What could be more sexy than self-acceptance and a good dose of sweat?
I consider myself lucky enough to have a good deal of progressive, feminist friends whom, while not at all always in agreement, are able to talk shop around gender construction and sexism. At a house party last night, I found myself in bed with three women, the conversation centered around body hair. We were all from different backgrounds and cultures (and different generations), which only underscored the potency of what we all believed: the stigma against body hair is ridiculous.
I told them how I had experienced the brutal stares of the public when I went without shaving for some time, and they told me about how often they go without shaving their legs or bikini lines. The common denominator? Despite the uncomfortable looks and “Oh my god, you don’t shave!?” conversations, our advocacy was only further cemented. The idea of conventional femininity is two-fold for me. I have always loved the glamour and pomp of 1940s Hollywood starlets, but I’ve also always seen beauty in women who defy the “acceptable.” Beauty, to me, is the ability to feel comfortable in your own personal aesthetic and to inspire others to feel that way as well. Beauty is not synonymous with skinny or curvy, or hairlessness.
We’ve had tons of discussions about femininity recently — important ones, ones that will no doubt change the global conversation. Talking about Miley Cyrus’ pits, Chinese activist Xiao Melli’s #WomensArmpitHairCompetition, Laverne Cox, and Caitlyn Jenner is just the beginning. But behind closed doors, women all over are fighting against traditional womanhood.

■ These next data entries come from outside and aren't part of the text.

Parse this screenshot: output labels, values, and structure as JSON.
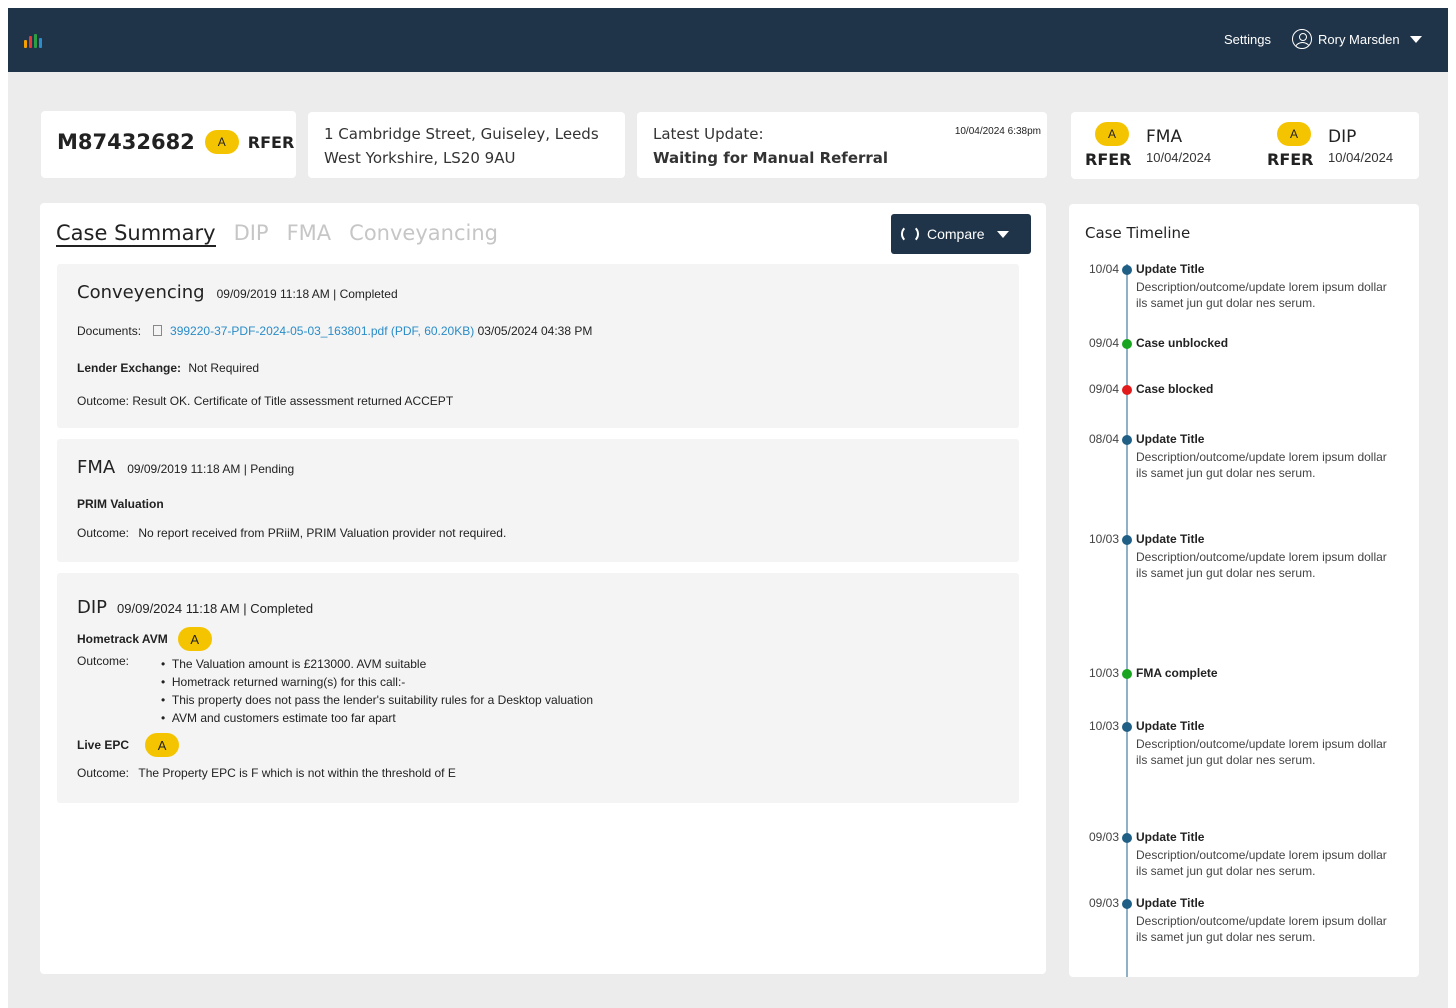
{
  "header": {
    "settings_label": "Settings",
    "user_name": "Rory Marsden",
    "logo_colors": [
      "#f5a000",
      "#e53935",
      "#2e9e44",
      "#2a8cc8"
    ]
  },
  "case": {
    "id": "M87432682",
    "badge": "A",
    "status": "RFER"
  },
  "address": {
    "line1": "1 Cambridge Street, Guiseley, Leeds",
    "line2": "West Yorkshire, LS20 9AU"
  },
  "latest_update": {
    "label": "Latest Update:",
    "value": "Waiting for Manual Referral",
    "timestamp": "10/04/2024 6:38pm"
  },
  "status_cards": [
    {
      "badge": "A",
      "status": "RFER",
      "name": "FMA",
      "date": "10/04/2024"
    },
    {
      "badge": "A",
      "status": "RFER",
      "name": "DIP",
      "date": "10/04/2024"
    }
  ],
  "tabs": [
    {
      "label": "Case Summary",
      "active": true
    },
    {
      "label": "DIP",
      "active": false
    },
    {
      "label": "FMA",
      "active": false
    },
    {
      "label": "Conveyancing",
      "active": false
    }
  ],
  "compare_label": "Compare",
  "conveyencing": {
    "title": "Conveyencing",
    "meta": "09/09/2019 11:18 AM | Completed",
    "documents_label": "Documents:",
    "document_link": "399220-37-PDF-2024-05-03_163801.pdf (PDF, 60.20KB)",
    "document_date": "03/05/2024 04:38 PM",
    "lender_label": "Lender Exchange:",
    "lender_value": "Not Required",
    "outcome": "Outcome: Result OK. Certificate of Title assessment returned ACCEPT"
  },
  "fma": {
    "title": "FMA",
    "meta": "09/09/2019 11:18 AM | Pending",
    "sub": "PRIM Valuation",
    "outcome_label": "Outcome:",
    "outcome_value": "No report received from PRiiM, PRIM Valuation provider not required."
  },
  "dip": {
    "title": "DIP",
    "meta": "09/09/2024 11:18 AM | Completed",
    "hometrack_label": "Hometrack AVM",
    "hometrack_badge": "A",
    "outcome_label": "Outcome:",
    "bullets": [
      "The Valuation amount is £213000. AVM suitable",
      "Hometrack returned warning(s) for this call:-",
      "This property does not pass the lender's suitability rules for a Desktop valuation",
      "AVM and customers estimate too far apart"
    ],
    "epc_label": "Live EPC",
    "epc_badge": "A",
    "epc_outcome_label": "Outcome:",
    "epc_outcome": "The Property EPC is F which is not within the threshold of E"
  },
  "timeline": {
    "title": "Case Timeline",
    "items": [
      {
        "date": "10/04",
        "title": "Update Title",
        "desc": "Description/outcome/update lorem ipsum dollar ils samet jun gut dolar nes serum.",
        "color": "#1f5f85"
      },
      {
        "date": "09/04",
        "title": "Case unblocked",
        "desc": "",
        "color": "#1aa521"
      },
      {
        "date": "09/04",
        "title": "Case blocked",
        "desc": "",
        "color": "#e11b1b"
      },
      {
        "date": "08/04",
        "title": "Update Title",
        "desc": "Description/outcome/update lorem ipsum dollar ils samet jun gut dolar nes serum.",
        "color": "#1f5f85"
      },
      {
        "date": "10/03",
        "title": "Update Title",
        "desc": "Description/outcome/update lorem ipsum dollar ils samet jun gut dolar nes serum.",
        "color": "#1f5f85"
      },
      {
        "date": "10/03",
        "title": "FMA complete",
        "desc": "",
        "color": "#1aa521"
      },
      {
        "date": "10/03",
        "title": "Update Title",
        "desc": "Description/outcome/update lorem ipsum dollar ils samet jun gut dolar nes serum.",
        "color": "#1f5f85"
      },
      {
        "date": "09/03",
        "title": "Update Title",
        "desc": "Description/outcome/update lorem ipsum dollar ils samet jun gut dolar nes serum.",
        "color": "#1f5f85"
      },
      {
        "date": "09/03",
        "title": "Update Title",
        "desc": "Description/outcome/update lorem ipsum dollar ils samet jun gut dolar nes serum.",
        "color": "#1f5f85"
      }
    ]
  }
}
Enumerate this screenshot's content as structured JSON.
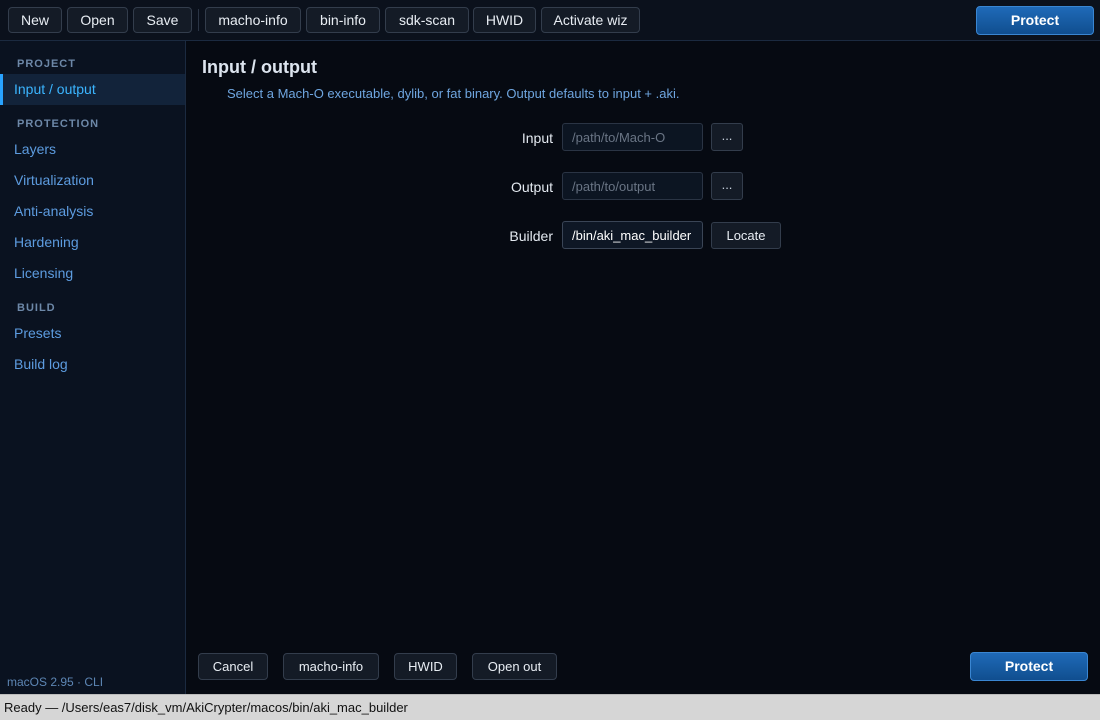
{
  "toolbar": {
    "buttons": [
      "New",
      "Open",
      "Save",
      "macho-info",
      "bin-info",
      "sdk-scan",
      "HWID",
      "Activate wiz"
    ],
    "protect_label": "Protect"
  },
  "sidebar": {
    "sections": [
      {
        "label": "PROJECT",
        "items": [
          "Input / output"
        ]
      },
      {
        "label": "PROTECTION",
        "items": [
          "Layers",
          "Virtualization",
          "Anti-analysis",
          "Hardening",
          "Licensing"
        ]
      },
      {
        "label": "BUILD",
        "items": [
          "Presets",
          "Build log"
        ]
      }
    ],
    "active_item": "Input / output",
    "version": "macOS 2.95 · CLI"
  },
  "main": {
    "title": "Input / output",
    "description": "Select a Mach-O executable, dylib, or fat binary. Output defaults to input + .aki.",
    "fields": {
      "input": {
        "label": "Input",
        "placeholder": "/path/to/Mach-O",
        "value": "",
        "button": "..."
      },
      "output": {
        "label": "Output",
        "placeholder": "/path/to/output",
        "value": "",
        "button": "..."
      },
      "builder": {
        "label": "Builder",
        "placeholder": "",
        "value": "/bin/aki_mac_builder",
        "button": "Locate"
      }
    }
  },
  "footer": {
    "buttons": [
      "Cancel",
      "macho-info",
      "HWID",
      "Open out"
    ],
    "protect_label": "Protect"
  },
  "status": {
    "text": "Ready — /Users/eas7/disk_vm/AkiCrypter/macos/bin/aki_mac_builder"
  },
  "colors": {
    "accent": "#29a3ff",
    "primary_button": "#1a5ea6",
    "background": "#070b14"
  }
}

Sometimes, though, it’s not all about the body politic. Sometimes, it’s about pleasure. Beyond the political movement for acceptance, there’s a lot to be said for body hair. It can be a real sexual trigger! So, if we’re talking about breaking gender regulations, we should accept that our bodies aren’t just objects. They’re magnificent kingdoms of pleasure, pheromones, and intimacy. What could be better than exploring your own pleasure? And, what could be more feminist than not policing your body hair according to social standards?
Having body hair means that you’re trapping more sweat (which is oozing with pheromones). According to Today I Found Out, “Thus, the theory goes that because the hair naturally wicks these secretions away from the skin, it allows for better ventilation and a more prominent smell than you’d achieve without it.”
According to WebMD, our genius bodies are all very different. We sniff one another out and decide –via pheromone perception — which bodies we want. Ps: we like the scents of others whose genetic immunity to diseases differs from our own! Pretty romantic, right?
According to one hairy lady over at Nerve.com:
Some people shave their armpits and deodorize a lot. That takes away from one very sexual element: pheromones. For instance, I ride a bike. I shower, and I take care of my hygiene, but I still ride a bike, so I’m going to sweat. The pheromones are there. People will smell that. And I think that’s how I’m going to know whom I’m most sexually compatible with. I don’t like it when people’s natural scent is completely suppressed. I mean, there’s nothing sexy about someone with really bad body odor, but someone who is overly cologned and therefore can’t attach himself or herself to their own body scent might not be the best sexual partner either. People don’t smell like flowers and roses all the time.
I agree! According to The Joy of Sex by Alex Comfort, armpit hair is a major part of “excitatory repertoire.” Comfort makes no qualms about that, and neither should you. In my own personal experiences, body hair has definitely been part of that excitement. I would venture to say that there’s something very sexy about not only adoring your lovers’ scent but in accepting one another’s bodies as they naturally are.